“I’m so sorry,” she mumbled.
“What for?” Brett sounded surprised.
Uncle Fred walked by, and clapped a hand on Brett’s shoulder. “Our Talia, she’s a good girl.” He winked and merged into the herd by the desserts.
Talia clenched her eyes shut and turtlelike, buried her head into her shoulders before sighing and straightening up. “That. My family.”
Bret scanned the room. “You’ve got a wonderful family! Warm and caring.”
Talia looked at him skeptically, then followed his gaze. Uncle Fred stood among the people by the dessert table, one arm around his wife’s waist. Aunt Rhoda leaned into him for a moment, then straightened to fill a plate. Marshall and Ruthanne succeeded in corraling their children there, and were now joking around as they helped the younger ones with their selections.
Near the table, Davie sat on the floor tailor-style, cutting up some more fruit for a delighted Lisa.
Gordie was dozing off, nestled in his mother’s lap. His mother absently fondled his head as she chatted with a cousin sitting beside her.
Damian stood among a group of cousins swapping jokes and stories amidst a lot of laughter and back slapping.
Like a queen ensconced on her throne surrounded by courtiers, Grandma sat in her son’s leather arm chair leaning down to tell a story to the open-mouthed children before her. Talia remembered herself sitting no less entranced as Grandma spun one of her tales.

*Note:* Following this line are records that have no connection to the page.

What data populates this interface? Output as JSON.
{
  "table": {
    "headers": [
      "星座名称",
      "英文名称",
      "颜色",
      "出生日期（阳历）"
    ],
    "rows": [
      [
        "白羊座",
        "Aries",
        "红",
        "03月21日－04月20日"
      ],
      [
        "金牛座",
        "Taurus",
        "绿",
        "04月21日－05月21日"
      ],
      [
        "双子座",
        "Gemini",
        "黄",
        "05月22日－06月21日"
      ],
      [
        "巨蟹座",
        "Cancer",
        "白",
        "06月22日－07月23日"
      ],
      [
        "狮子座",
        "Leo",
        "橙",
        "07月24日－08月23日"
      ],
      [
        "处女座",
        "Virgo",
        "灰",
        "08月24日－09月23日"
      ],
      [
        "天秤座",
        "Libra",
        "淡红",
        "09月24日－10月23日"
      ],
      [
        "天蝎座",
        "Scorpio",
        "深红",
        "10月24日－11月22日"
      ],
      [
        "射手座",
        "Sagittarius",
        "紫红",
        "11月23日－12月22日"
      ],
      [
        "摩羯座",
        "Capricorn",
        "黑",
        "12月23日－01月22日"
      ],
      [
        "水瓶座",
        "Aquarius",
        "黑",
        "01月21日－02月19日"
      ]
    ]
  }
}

Seated on the sofa, her father cradled her mother in one arm while enjoying the scene before him. Her mother leaned back against his arm, eyes closed, legs stretched out before her. A tightening of the arm against her brought a smile to her face.

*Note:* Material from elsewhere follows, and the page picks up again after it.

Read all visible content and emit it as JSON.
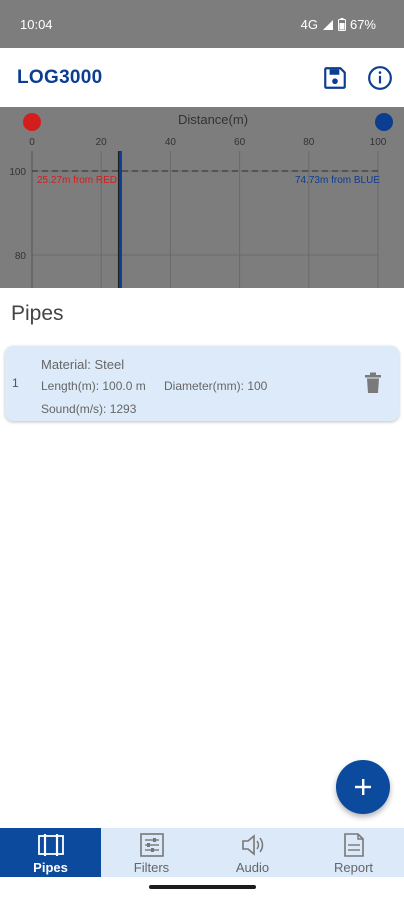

Brett must have caught it as well, for he echoed the gesture and gently squeezed Talia’s hand.
Talia looked at him. “You’re right. I do have a wonderful family.”
Brett nodded. “And as for the non-boyfriend bit…” Brett smiled and let go of her hand to slip an arm around her.
A delightful story that tugged at my heartstrings. This family seemed so realistic. Good job, Mirel!
This delightful story tugged at my heartstrings. The family was protrayed so realistically. Good job, Mirel!
Thanks, Pat. Glad you enjoyed it!